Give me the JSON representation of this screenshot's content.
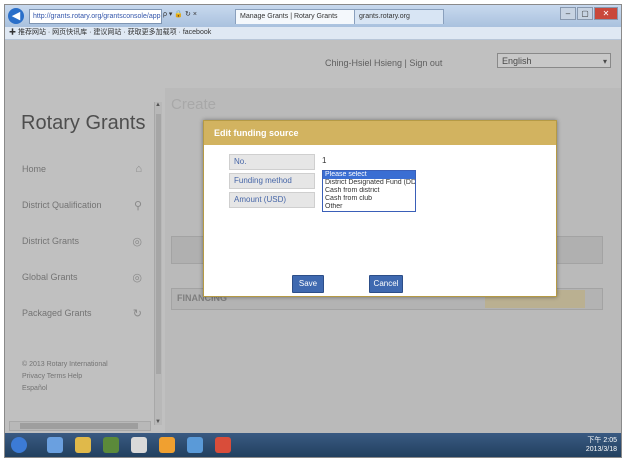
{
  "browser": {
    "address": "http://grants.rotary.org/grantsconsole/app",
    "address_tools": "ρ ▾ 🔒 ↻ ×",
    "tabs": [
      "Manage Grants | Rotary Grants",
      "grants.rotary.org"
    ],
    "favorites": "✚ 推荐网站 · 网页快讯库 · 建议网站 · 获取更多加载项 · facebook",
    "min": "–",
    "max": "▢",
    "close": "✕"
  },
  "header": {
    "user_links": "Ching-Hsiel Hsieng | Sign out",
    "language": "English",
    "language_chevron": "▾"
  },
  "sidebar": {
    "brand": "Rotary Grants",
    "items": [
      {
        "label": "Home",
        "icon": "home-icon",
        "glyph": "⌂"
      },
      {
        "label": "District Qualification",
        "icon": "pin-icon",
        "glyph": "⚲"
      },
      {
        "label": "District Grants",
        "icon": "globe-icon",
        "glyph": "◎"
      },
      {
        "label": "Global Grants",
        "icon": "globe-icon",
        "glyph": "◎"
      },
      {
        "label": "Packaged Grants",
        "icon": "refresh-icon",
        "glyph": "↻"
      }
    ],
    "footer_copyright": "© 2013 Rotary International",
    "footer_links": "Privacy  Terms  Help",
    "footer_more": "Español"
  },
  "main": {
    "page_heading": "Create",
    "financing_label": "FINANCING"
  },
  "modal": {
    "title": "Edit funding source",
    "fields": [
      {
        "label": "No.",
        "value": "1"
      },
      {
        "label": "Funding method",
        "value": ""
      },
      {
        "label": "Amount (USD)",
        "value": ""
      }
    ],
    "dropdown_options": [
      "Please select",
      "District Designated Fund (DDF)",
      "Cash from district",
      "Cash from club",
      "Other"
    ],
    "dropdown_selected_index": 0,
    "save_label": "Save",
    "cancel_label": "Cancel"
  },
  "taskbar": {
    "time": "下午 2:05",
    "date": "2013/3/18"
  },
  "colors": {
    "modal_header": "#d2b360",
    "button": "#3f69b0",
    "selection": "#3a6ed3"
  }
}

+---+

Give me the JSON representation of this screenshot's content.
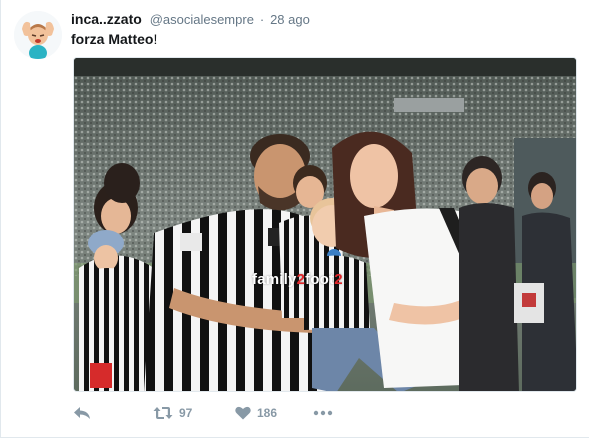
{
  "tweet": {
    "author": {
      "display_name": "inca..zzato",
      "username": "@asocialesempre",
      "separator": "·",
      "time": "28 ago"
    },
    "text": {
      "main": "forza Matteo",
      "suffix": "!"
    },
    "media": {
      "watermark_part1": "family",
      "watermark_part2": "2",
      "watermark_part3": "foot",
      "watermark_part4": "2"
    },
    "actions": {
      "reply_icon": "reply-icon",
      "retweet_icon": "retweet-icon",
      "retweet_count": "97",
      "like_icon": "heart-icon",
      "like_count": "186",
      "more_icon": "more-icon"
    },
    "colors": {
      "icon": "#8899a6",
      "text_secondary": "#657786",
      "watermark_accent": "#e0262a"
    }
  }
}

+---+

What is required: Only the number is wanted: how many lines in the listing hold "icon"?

Completed task: 10